Laser guide stars. When ground-based telescopes view stars, the light they collect must weave its way through layers of air. When those layers are turbulent, the light gets blurred, so images from observatories with large mirrors turn out no better than those from your backyard telescope.

How does a space telescope work?

The Hubble is a reflecting telescope. It gathers light emanating from celestial objects with its large 2.4-meter primary mirror, and reflects the light toward its secondary mirror. This mirror focuses the light onto scientific instruments like cameras and spectrographs.

What are the 3 disadvantages of ground-based telescopes over space telescopes?

Despite the convenience of ground telescopes, they do feature a few drawbacks that space telescopes don’t have.

  • Lower Cost. Ground-based telescopes cost about 10 to 20 times less than a comparable space telescope.
  • Maintenance Issues.
  • Site Requirements.
  • Image Quality.
  • Deficient Data.

What makes a space telescope so much better than a telescope that is on the ground?

Space-based telescopes have a huge advantage over ground-based ones. By being above the atmosphere they don’t have to peer through the shifting air to see into deep space, granting them a clearer view than most ground-based telescopes can achieve.

How far can a ground-based telescope see?

The farthest that Hubble has seen so far is about 10-15 billion light-years away. The farthest area looked at is called the Hubble Deep Field.

What are problems with ground-based telescopes?

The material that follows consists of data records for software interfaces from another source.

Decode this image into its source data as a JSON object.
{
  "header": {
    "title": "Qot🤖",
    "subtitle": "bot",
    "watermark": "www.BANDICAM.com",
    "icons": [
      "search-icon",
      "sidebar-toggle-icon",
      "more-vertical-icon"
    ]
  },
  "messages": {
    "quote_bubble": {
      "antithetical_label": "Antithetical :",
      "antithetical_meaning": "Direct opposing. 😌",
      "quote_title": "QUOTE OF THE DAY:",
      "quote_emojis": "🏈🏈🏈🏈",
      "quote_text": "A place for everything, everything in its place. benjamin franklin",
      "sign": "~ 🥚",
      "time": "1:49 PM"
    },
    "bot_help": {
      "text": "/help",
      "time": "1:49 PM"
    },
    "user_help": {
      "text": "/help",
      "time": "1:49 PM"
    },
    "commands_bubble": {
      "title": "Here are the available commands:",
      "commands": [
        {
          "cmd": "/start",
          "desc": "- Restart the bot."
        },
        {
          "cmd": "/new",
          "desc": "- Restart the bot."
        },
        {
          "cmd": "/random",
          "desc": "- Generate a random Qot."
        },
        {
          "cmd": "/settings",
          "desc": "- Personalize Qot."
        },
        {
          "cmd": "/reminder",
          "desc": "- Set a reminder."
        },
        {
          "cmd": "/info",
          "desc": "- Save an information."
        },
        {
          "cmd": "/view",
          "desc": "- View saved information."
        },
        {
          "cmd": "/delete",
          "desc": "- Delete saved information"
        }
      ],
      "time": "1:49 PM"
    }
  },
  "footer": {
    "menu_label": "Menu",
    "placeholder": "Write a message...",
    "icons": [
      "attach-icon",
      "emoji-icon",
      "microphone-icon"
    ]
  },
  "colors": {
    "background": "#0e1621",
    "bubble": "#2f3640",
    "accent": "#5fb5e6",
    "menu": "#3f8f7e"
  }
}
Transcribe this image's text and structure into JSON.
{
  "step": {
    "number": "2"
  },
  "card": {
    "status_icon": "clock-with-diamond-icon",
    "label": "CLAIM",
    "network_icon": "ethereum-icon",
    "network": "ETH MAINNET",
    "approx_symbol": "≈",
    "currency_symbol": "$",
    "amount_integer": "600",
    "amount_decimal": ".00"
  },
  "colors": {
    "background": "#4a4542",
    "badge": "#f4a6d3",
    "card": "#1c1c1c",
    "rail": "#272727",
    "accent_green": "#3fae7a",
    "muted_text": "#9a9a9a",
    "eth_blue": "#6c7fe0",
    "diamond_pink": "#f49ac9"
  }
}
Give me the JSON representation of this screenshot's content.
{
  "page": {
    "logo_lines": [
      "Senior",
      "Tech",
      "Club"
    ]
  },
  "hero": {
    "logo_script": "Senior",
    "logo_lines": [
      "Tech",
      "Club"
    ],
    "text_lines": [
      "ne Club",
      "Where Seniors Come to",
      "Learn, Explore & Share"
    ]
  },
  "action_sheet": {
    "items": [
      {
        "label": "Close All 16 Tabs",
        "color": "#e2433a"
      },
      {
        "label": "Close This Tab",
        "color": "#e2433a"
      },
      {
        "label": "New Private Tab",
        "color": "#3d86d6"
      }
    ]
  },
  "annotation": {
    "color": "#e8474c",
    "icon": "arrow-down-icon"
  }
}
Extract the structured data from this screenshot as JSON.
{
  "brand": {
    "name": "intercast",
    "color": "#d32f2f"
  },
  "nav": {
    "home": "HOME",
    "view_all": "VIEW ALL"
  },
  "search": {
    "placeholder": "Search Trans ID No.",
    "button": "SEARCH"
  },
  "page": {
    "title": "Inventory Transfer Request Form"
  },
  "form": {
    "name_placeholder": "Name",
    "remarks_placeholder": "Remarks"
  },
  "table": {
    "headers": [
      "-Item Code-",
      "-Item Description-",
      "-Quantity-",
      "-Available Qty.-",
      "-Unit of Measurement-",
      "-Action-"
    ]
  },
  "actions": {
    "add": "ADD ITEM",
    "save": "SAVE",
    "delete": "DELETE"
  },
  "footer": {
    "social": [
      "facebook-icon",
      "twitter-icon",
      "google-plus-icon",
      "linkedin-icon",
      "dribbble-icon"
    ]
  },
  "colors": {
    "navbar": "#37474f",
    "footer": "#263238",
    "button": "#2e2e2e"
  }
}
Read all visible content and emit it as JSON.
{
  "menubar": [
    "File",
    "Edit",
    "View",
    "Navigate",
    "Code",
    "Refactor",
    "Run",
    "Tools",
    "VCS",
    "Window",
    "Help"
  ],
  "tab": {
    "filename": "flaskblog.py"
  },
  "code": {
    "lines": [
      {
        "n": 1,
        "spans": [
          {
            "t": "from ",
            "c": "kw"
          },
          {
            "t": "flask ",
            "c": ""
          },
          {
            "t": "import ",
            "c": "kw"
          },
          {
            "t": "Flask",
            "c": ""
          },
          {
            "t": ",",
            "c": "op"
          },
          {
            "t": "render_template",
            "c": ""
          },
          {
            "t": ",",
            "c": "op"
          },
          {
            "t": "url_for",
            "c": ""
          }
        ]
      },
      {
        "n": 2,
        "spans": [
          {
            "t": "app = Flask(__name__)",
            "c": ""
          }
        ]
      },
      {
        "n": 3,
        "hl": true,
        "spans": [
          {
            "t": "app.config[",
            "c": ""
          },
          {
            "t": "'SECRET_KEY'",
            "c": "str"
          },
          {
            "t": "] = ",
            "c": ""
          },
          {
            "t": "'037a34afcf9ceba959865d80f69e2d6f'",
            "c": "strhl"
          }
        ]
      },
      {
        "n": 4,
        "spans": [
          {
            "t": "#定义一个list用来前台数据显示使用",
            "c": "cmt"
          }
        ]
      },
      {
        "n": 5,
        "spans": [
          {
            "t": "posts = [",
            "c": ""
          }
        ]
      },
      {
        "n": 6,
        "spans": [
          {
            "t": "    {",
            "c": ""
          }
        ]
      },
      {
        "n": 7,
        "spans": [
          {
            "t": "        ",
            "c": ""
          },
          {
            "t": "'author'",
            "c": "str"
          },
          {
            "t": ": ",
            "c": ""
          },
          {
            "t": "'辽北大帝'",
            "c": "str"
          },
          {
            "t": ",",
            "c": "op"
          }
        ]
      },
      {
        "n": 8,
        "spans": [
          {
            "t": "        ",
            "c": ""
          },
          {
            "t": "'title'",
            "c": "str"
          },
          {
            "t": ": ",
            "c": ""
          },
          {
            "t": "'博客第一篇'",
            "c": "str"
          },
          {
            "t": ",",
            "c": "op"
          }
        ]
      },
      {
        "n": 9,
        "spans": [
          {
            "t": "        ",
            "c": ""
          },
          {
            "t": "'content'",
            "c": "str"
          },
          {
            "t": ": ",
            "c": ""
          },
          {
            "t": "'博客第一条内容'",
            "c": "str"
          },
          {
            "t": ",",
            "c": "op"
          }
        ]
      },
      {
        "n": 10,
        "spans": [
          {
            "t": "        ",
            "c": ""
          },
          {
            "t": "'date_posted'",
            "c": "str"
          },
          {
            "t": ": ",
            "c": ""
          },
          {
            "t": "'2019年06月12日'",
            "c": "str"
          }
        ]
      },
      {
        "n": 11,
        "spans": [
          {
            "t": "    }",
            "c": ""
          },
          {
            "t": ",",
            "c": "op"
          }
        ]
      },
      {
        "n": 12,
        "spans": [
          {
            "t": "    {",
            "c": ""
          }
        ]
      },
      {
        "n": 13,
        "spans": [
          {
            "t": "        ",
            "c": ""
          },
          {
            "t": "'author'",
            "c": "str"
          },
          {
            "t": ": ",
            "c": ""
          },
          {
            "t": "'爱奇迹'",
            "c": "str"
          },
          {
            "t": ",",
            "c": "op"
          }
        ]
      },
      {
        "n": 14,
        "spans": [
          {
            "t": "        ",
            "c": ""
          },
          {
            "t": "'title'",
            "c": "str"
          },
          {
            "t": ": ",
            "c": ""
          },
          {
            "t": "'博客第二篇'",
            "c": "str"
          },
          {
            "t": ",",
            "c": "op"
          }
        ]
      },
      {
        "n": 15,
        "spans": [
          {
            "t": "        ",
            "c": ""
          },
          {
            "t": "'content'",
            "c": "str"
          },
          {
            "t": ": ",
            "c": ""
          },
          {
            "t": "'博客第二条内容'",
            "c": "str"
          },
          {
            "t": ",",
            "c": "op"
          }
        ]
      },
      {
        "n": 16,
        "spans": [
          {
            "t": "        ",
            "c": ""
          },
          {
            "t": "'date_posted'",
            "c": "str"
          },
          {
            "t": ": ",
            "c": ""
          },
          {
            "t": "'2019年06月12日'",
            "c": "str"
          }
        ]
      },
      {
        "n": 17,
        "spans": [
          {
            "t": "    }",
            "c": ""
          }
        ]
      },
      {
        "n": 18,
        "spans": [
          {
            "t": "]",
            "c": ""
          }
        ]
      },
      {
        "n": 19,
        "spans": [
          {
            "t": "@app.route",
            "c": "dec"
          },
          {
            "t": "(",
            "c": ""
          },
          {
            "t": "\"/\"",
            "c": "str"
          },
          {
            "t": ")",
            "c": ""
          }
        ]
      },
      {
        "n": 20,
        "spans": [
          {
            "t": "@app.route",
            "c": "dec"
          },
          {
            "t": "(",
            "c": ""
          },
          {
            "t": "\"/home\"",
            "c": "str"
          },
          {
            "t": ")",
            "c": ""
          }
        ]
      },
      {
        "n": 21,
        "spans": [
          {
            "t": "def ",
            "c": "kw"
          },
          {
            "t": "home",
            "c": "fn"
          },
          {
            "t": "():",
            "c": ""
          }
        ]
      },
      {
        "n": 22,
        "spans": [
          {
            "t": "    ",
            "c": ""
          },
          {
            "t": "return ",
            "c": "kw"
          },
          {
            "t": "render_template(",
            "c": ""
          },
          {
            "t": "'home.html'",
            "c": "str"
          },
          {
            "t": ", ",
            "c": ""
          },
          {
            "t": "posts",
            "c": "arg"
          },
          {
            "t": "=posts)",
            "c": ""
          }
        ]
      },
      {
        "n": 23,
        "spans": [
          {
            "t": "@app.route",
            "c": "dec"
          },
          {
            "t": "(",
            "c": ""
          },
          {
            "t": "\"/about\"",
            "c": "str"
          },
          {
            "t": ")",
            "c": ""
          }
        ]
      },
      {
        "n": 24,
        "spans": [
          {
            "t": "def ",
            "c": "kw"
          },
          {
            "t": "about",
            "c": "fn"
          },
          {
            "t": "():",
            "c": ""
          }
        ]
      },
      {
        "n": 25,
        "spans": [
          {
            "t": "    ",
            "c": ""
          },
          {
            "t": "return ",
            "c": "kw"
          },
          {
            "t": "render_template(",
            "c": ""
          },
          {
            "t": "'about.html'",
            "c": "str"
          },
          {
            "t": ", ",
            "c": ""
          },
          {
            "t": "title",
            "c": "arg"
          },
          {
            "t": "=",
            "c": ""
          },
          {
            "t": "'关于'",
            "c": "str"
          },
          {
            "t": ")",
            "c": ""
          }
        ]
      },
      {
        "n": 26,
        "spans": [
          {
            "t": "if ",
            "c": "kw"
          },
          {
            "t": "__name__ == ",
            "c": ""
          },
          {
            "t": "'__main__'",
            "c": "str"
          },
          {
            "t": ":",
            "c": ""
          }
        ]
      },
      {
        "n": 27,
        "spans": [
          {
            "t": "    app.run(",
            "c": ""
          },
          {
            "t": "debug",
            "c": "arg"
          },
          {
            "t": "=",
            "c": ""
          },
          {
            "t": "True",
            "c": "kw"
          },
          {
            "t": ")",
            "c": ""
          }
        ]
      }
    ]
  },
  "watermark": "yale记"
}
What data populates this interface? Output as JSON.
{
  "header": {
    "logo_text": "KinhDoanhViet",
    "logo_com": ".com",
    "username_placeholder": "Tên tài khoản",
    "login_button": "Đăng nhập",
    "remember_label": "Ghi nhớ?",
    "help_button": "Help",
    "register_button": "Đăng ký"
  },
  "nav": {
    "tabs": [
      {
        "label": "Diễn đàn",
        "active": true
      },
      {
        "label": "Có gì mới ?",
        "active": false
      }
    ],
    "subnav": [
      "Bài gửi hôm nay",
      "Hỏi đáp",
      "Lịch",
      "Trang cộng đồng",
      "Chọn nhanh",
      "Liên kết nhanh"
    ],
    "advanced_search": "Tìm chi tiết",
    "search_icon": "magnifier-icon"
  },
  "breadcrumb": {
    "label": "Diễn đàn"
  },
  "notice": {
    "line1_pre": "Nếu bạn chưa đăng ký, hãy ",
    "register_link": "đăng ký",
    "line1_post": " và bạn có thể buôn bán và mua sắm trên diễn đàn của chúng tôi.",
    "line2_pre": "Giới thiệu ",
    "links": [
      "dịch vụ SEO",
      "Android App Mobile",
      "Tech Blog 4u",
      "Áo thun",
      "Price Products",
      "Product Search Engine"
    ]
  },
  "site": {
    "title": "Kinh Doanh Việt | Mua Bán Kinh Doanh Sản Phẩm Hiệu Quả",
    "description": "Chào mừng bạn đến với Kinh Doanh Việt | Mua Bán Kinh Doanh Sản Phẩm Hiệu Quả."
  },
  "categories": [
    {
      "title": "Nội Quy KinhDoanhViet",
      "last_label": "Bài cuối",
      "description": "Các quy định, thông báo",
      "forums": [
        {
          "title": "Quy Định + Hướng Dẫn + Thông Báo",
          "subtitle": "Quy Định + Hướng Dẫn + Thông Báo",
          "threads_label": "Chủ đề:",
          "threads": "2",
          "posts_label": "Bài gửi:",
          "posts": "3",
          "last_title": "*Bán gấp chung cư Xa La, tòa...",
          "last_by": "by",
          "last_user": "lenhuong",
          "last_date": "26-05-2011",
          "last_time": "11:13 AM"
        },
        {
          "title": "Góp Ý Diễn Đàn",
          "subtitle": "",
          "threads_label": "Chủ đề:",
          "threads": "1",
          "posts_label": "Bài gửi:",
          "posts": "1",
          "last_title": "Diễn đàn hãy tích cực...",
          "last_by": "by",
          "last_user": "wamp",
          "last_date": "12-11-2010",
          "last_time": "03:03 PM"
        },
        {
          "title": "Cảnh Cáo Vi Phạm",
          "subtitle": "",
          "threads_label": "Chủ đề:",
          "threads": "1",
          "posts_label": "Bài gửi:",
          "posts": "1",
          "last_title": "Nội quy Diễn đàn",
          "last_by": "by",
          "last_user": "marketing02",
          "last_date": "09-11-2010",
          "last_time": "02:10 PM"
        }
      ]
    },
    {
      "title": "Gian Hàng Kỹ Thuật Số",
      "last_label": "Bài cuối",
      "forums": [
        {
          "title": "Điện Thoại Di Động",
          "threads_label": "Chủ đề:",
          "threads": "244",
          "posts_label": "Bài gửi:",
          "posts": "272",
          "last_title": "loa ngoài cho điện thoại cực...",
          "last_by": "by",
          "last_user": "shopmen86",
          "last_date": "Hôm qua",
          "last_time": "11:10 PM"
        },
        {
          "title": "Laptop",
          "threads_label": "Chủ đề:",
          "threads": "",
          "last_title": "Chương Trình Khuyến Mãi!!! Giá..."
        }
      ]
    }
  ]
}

In addition, turbulent motion in the atmosphere blurs the light travelling through it, causing objects to twinkle and appear fuzzy. Another problem with ground-based telescopes is that they are subject to local weather conditions, and high clouds can ruin the chance of making any useful observations.

How does Hubble turn?

Hubble has no thrusters. To change angles, it uses Newton’s third law by spinning its wheels in the opposite direction. It turns at about the speed of a minute hand on a clock, taking 15 minutes to turn 90 degrees.

Can you see galaxies with a telescope?

If you want to observe galaxies — and I mean really get something out of the time you put in at the eyepiece — you have to use a telescope with an aperture of 8 inches or more. Bode’s Galaxy (M81) glows brightly enough to show up through binoculars, but the larger the telescope you can point at it, the better.

What advantages do ground telescopes have?

Compared to space-based telescopes, ground-based telescopes have much to offer. They can be built bigger and for less money. They’re easier to maintain and upgrade. Practically speaking, they also have a much lower risk of being damaged by one of the 500,000 pieces of debris flying through the cosmos—or space junk.

Where are ground telescopes best located?

For optical telescopes, most ground-based observatories are located far from major centers of population, to avoid the effects of light pollution. The ideal locations for modern observatories are sites that have dark skies, a large percentage of clear nights per year, dry air, and are at high elevations.

How can NASA see light years away?

Thanks to a Gravitational Lens, Astronomers Can See an Individual Star 9 Billion Light-Years Away. When looking to study the most distant objects in the Universe, astronomers often rely on a technique known as Gravitational Lensing.

What if Hubble pointed at Earth?

If Hubble looked at the Earth — from its orbit of approximately 600 km above the earth’s surface — this would in theory correspond to 0.3 metres or 30 cm. Quite impressive! But Hubble would have to look down through the atmosphere, which would blur the images and make the actual resolution worse.